I’ve just got back from a weekend away in Japan’s Nagano prefecture, where one of the country’s highest and most magnificent mountains, Mount Norikura (3,026m) played host to two races: a 12km trail run through the forests and a 30km road race up the mountain.
Day One – The 12K Trail Run
Yoshio and I left Gifu early on Saturday morning and with only a brief stop at a hot spring, we arrived well in time for the afternoon’s 12K trail race. It’s rainy season at the moment in Japan and we had another downpour just moments before we set off, running in muddy conditions through the forests around Mt. Norikura.

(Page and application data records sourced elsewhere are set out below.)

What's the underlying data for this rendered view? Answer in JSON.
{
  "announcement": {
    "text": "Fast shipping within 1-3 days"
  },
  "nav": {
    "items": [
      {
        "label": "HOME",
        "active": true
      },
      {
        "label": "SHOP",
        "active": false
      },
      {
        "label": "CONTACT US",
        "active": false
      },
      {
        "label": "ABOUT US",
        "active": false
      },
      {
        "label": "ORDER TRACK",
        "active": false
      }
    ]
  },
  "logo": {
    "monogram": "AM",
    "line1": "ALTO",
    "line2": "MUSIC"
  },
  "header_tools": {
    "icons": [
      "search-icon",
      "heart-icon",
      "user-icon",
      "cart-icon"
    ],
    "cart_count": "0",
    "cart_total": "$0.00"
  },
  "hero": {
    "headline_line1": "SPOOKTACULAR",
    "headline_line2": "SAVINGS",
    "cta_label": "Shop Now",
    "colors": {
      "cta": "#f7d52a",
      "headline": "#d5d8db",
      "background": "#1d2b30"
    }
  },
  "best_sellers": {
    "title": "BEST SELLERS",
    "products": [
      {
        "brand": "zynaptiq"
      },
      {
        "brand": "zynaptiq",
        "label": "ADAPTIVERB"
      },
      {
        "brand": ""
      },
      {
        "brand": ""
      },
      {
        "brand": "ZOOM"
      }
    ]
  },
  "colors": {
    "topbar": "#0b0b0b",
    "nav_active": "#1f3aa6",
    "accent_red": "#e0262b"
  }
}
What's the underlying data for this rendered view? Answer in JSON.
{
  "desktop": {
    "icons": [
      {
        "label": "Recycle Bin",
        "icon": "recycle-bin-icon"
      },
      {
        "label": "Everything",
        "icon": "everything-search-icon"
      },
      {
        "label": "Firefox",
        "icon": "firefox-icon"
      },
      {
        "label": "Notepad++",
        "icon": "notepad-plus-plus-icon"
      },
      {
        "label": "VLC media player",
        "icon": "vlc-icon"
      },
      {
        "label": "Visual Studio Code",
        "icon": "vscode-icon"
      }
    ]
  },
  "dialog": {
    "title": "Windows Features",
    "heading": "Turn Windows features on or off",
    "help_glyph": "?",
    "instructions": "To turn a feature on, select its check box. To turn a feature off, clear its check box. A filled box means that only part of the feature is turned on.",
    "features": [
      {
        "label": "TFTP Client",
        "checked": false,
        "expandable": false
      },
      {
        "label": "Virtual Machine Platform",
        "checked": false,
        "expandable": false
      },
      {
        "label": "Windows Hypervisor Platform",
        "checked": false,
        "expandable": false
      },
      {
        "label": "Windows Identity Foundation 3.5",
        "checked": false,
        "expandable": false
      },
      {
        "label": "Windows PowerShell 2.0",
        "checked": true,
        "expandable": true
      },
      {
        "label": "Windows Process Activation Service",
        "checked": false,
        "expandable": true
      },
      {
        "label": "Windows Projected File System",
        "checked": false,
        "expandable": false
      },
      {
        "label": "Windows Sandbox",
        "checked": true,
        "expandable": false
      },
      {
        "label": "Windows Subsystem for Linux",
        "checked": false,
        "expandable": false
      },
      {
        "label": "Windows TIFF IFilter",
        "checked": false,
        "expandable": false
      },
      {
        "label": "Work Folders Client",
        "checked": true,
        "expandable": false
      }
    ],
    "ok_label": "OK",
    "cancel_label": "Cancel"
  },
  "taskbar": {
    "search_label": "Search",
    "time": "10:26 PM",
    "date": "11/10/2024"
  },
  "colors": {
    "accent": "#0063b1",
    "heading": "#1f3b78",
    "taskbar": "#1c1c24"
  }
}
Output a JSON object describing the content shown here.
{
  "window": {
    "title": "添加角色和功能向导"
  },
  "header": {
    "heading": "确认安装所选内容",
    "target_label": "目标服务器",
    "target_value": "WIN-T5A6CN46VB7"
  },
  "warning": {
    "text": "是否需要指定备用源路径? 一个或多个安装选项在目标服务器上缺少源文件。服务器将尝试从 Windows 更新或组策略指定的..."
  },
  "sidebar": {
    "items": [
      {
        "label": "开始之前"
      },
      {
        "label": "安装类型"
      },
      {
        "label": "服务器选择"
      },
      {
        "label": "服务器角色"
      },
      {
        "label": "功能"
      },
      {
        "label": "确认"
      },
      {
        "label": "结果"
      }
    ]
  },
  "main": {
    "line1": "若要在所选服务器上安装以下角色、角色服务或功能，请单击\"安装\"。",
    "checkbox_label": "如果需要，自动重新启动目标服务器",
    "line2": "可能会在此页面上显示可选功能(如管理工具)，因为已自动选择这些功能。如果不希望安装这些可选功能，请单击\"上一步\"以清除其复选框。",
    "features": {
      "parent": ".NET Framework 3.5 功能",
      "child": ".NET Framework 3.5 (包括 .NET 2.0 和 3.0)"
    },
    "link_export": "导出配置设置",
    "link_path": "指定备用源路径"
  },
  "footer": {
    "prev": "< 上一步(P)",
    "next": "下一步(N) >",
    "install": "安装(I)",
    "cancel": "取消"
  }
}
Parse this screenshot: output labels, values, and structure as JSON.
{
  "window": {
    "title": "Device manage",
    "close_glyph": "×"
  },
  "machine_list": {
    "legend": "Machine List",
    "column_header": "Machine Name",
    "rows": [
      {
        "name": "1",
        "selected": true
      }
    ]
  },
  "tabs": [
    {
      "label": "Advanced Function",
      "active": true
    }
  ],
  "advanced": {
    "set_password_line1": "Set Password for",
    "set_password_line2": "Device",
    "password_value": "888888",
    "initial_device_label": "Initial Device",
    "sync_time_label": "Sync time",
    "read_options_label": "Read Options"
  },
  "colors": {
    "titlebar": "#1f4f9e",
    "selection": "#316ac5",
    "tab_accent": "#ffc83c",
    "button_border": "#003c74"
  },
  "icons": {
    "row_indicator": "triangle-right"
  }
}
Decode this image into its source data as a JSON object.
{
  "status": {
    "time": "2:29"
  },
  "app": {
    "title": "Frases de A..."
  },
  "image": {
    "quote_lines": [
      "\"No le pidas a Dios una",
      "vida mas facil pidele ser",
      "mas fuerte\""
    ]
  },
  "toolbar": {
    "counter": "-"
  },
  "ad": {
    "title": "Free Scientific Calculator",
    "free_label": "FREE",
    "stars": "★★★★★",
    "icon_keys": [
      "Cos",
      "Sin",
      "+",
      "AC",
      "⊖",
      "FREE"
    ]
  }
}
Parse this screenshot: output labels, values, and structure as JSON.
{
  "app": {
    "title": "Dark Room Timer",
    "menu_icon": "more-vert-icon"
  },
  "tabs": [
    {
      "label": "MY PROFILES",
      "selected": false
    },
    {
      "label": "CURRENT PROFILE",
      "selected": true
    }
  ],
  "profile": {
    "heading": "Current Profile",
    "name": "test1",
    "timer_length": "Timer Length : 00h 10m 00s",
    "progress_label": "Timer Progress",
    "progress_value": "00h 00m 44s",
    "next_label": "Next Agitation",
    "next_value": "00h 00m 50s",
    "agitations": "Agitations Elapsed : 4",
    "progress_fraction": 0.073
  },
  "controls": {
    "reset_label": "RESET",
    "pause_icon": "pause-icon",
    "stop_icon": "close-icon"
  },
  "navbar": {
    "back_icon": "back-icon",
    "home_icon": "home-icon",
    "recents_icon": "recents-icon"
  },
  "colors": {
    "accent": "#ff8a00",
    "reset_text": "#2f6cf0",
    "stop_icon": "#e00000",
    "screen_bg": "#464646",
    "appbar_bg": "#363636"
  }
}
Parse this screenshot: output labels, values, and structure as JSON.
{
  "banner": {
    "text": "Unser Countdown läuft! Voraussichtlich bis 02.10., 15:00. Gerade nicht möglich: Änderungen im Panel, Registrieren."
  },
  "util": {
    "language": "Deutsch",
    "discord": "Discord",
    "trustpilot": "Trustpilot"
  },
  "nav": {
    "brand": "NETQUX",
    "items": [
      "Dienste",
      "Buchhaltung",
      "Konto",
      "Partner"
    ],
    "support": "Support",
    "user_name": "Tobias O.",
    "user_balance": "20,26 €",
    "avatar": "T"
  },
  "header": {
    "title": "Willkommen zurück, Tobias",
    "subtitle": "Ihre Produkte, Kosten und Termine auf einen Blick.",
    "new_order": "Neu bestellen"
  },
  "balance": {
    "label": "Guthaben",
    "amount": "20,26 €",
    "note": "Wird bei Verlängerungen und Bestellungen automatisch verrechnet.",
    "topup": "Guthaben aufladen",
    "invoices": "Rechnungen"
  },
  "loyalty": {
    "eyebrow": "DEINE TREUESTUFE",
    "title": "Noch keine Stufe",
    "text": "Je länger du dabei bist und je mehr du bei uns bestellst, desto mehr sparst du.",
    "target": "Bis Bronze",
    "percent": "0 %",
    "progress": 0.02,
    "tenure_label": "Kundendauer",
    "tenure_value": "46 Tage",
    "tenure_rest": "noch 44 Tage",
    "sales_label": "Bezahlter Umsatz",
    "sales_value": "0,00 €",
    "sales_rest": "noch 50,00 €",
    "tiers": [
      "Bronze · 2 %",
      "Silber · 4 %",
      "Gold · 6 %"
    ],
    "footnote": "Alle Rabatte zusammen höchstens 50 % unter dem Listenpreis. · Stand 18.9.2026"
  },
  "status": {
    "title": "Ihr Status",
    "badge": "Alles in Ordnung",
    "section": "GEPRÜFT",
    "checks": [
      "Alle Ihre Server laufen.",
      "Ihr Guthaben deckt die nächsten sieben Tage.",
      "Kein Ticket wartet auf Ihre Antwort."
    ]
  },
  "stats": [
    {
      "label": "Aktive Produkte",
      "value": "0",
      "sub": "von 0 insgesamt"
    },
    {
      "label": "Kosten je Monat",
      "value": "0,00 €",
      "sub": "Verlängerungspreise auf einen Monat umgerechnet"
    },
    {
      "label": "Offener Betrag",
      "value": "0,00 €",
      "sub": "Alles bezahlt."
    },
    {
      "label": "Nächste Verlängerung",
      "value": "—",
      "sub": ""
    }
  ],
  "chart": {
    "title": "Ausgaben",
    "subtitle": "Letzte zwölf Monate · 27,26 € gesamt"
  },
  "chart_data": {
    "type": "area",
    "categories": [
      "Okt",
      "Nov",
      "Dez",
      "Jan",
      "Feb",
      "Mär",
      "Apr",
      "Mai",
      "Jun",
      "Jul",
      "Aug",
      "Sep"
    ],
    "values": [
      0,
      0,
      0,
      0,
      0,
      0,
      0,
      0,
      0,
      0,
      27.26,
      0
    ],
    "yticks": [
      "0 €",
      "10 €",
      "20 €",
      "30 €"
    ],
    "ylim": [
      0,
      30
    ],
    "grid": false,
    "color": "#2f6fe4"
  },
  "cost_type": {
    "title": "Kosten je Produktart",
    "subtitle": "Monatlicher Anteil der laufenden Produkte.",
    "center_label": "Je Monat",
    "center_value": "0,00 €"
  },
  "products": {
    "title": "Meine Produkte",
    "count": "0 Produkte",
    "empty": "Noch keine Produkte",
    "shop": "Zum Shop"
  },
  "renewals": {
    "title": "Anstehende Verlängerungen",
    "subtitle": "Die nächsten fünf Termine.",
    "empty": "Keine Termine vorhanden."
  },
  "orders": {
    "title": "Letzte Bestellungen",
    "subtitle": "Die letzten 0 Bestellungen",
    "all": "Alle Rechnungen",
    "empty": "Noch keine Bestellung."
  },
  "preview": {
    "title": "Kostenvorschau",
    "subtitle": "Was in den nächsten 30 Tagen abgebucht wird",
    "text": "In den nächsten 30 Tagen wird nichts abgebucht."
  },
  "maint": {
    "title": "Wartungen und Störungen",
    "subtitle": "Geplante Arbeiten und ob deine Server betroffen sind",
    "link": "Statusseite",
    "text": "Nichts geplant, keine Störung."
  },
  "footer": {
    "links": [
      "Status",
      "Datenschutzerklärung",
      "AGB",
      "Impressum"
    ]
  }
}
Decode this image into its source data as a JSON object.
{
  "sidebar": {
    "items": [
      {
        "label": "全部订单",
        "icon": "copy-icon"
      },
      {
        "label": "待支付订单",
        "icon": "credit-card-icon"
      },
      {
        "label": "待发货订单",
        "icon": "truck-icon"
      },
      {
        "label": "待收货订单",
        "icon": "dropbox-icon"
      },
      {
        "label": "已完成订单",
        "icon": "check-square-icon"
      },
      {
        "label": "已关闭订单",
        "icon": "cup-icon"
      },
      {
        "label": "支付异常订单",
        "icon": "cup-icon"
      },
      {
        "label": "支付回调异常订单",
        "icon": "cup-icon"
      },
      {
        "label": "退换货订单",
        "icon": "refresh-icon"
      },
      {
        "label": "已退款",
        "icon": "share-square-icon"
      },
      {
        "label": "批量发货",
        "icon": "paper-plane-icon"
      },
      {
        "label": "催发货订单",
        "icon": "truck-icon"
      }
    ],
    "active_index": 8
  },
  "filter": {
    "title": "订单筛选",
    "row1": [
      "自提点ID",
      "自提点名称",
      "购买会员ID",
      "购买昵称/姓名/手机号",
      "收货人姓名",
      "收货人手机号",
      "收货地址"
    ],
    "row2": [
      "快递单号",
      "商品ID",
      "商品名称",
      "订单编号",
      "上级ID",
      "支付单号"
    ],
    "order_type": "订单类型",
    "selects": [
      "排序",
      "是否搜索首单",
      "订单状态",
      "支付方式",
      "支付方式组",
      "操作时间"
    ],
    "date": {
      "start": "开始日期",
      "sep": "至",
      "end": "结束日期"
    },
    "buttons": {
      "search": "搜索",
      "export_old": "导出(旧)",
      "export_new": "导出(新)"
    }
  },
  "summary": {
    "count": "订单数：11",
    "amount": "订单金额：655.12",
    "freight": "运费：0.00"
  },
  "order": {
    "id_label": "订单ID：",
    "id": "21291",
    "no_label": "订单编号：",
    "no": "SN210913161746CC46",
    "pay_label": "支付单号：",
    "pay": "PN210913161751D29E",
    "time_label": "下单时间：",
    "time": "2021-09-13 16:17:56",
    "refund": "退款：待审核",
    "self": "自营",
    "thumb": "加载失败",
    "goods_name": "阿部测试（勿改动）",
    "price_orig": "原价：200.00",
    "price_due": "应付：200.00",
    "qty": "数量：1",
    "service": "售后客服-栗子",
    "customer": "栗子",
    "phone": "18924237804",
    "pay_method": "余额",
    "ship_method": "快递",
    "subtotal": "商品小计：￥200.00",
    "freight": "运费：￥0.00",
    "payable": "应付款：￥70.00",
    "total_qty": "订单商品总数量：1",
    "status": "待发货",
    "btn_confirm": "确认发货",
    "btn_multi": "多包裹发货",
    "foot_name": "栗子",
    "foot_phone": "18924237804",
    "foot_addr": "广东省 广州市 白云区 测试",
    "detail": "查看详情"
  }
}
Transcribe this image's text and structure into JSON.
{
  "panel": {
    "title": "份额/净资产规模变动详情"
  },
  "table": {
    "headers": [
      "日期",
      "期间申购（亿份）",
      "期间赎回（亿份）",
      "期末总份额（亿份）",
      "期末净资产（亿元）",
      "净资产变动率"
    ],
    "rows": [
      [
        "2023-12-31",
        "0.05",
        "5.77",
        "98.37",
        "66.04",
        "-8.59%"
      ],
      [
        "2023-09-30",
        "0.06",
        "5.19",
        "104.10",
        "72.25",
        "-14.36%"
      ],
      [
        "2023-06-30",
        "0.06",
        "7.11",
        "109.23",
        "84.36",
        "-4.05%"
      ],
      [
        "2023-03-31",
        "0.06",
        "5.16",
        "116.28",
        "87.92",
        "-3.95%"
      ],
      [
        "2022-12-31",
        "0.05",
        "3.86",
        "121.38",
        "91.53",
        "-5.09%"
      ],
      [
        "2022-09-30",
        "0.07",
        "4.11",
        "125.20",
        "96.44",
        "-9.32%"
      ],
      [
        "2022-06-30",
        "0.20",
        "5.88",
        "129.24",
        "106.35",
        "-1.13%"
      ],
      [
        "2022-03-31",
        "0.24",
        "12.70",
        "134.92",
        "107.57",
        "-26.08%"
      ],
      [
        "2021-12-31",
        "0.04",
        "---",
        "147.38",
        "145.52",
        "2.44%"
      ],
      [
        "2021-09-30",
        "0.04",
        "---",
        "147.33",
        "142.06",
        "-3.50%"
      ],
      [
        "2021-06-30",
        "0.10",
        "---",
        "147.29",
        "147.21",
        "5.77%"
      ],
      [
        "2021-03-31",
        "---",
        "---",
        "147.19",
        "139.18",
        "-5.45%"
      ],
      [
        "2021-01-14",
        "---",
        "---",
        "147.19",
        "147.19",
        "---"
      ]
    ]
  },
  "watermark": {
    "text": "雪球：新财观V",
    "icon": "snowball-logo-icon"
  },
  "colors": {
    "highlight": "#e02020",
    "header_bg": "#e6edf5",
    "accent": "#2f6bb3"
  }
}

I’ve been struggling with metatarsalgia, an uncomfortable injury which makes every step feel like you’re stepping on a stone, so I started back in the pack and let Yoshio start up front. He did really well, finishing 19th out of about 300. As for me, I found myself walking the first three kilometers single-file up a 500m climb. With the back-packers saving their energy for the next day, there was very little urgency and we happily hiked much of the course, chatting and sharing the experience of sliding down muddy banks, running through rivers, clambering across little wooden bridges and marveling at incredible waterfalls, the best I have ever, and probably will ever, see in my lifetime. Having had days of rain, the sight was something else!
The second half of the course was downhill and I was able to run on some long stretches of soft, smooth trail, which was quite different to the rocky trails in my part of Gifu and was hugely enjoyable to run on, especially given my injured foot.
The volunteer staff that lined the course ringing cow bells and squeezing horns, shouting encouragement and giving high-fives were fantastic. They made the race such fun and I had a huge smile on my face the whole time.
With all the walking and stops I made to take video I finished well back in the field in a rather embarrassing two and half hours or so. I didn’t mind at all, though, as I would have happily done it again right there!
The Magical Healing Foot
After dinner at the youth hostel, I had only my third beer of the year and chatted with some other runners. As the evening wore on it became apparent that my foot was feeling very sore again and I was limping just to go to the toilet. I swallowed my pride and made the uncharacteristic decision not to start the next day’s race. I was gutted, but didn’t have much choice! I took a bath and went to bed.
I woke up just before 5am, and went to the toilet again. As if by magic, my foot was feeling much better! That never happens! I put my luck down to the supposedly rare, white water in the hostel’s hot spring, which according to the mama-san has muscle-healing properties.
Day Two – The 30K Marathon
The youth hostel master warned us over breakfast that it would be very cold at the top of the mountain and we should wear a second top and some kind of leggings, but soon after we were bathed in glorious warm sunshine so I ran in just a t-shirt and shorts, which I didn’t regret for a minute.
The course started at 1,500m above sea level and rose to 2,700m over 18 kilometers of relentless uphill, at which point we would turn around and run another 12km back down the mountain.
Trees lined the roads for much of the early climb as we weaved left and right up switchbacks, occasionally getting a glance of the snow-capped mountain we were running up. People were walking within 3km of the start so I knew I could take it easy and just enjoy the scenery and crisp, fresh air. Rivers flowed and birds sang all around us. I was able to go for a good while myself before I, too, succumbed to taking walk breaks as my legs grew weary and the air became thinner.
Taiko drums played and the music echoed around the mountains. As we got higher and higher we were treated to some wonderful views of the surrounding landscape, and further up, the roadside snow got deeper and deeper until we were running through corridors of snow that towered over us. People stopped to take photos and scrawl their names in the snowy walls. It was a truly amazing experience.
I don’t want to take anything away from the unbelievable performance of the race winner, who crossed the finish line in a jaw-dropping 1:59:55, but the real winner this weekend was Mother Nature, for putting on a show which deserves to be recognized as one of the world’s most incredible races.
Update: Here’s the video!